Though the popular process is of conducting a group discussion and interview, these B-schools go beyond evaluating the leadership orientation and culture-fit of the individual, as their main aim is to look for candidates who are keen to push their own boundaries and create opportunities. So, the processes may involve group task or group exercise that will throw light on other abilities of the individual like risk taking, innovation, problem-solving, lateral thinking, group membership and leadership, openness to learning and feedback, collaboration and collective learning apart from listening, communication, idea generation, building on others ideas etc, that get explored in the group discussions. Many of the institutions do incorporate the group discussions along with a group task.
In many cases, the institutions ask the students to write a brief note on what they have learnt or realised during the group process. If the candidate demonstrates keen involvement and excels in at least of few of the dimensions, especially if he or she is a keen learner and eager to get feedback in order to be better, the candidate is called for the interview.

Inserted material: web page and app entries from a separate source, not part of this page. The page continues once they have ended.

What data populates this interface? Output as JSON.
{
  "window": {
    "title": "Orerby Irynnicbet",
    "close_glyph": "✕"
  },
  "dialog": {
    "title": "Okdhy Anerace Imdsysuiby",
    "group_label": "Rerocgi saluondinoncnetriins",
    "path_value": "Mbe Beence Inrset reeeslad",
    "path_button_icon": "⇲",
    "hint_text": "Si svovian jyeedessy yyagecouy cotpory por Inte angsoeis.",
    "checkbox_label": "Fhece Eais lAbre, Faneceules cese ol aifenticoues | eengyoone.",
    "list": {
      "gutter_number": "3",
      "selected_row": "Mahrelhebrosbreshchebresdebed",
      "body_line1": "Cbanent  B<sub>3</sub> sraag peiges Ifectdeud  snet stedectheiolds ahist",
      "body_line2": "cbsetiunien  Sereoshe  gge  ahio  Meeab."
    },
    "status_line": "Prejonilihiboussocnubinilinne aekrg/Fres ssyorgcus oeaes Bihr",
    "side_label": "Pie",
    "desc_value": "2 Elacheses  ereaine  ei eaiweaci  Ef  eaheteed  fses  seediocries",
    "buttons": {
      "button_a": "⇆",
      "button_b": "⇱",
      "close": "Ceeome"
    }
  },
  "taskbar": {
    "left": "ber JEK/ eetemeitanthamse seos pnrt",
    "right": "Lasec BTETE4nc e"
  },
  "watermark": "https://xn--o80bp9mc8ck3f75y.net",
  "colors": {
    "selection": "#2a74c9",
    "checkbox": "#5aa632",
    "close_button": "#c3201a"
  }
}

So, it makes sense for you to start participating in activities that are group based, explore your strengths and weaknesses. Try to figure out the areas that you really need to work on. Do not worry about making mistakes. The more mistakes you make now, the greater will be your learning. Ask yourself what more to do. Focus on developing all those traits – lateral thinking, problem solving, risk taking, innovating, collaborating, seeking feedback and incorporating the shifts etc.
In many cases everyone who goes through the group task and group discussion is called for the interview too. Only after one goes through the entire process, the decision of selection or rejection happens. The interview process explores the vision of the individual. What is the purpose s/he is living for? How much clarity does one have about where s/he wants to go? Is s/he aware of the business or industry that s/he would like to be involved in? How much does s/he know of what he has done in life so far? So, it is all about the pro-activeness one demonstrates in planning and working towards ones own cause. If I am not keen on my own future, how will I ever be able to help any institution or organisation excel?
So, if you are very keen to get into a good B-School, you should start asking yourself all these questions. Only when you are clear about what you are chasing, you will be keen on putting the hard work needed to achieve it. If the goal is not clear - what you really want, how do you ever know about what to do, how much of hard work you need to put - ask yourself the questions to get greater clarity of what you really like and what you want to chase –
a. Is there any industry that you want to be really part of, based on your interest and likings? Know more about the industry, read, read and read...
b. Is there any particular company that you want to be part of? Why? Explore more about the company, products, geographical reach, success stories…
c. Is there any personality you admire? Why? What values systems match, what has been his or her life path, how he or has achieved success etc…
Every B-school is always worried about getting able, proactive students, as much as students keen on getting into a good B-school. Thus, your getting selected to a good B-School, boils down entirely to how you see your future and how much of proactive leadership you demonstrate.
— The writer is the director at IWSB, Greater Noida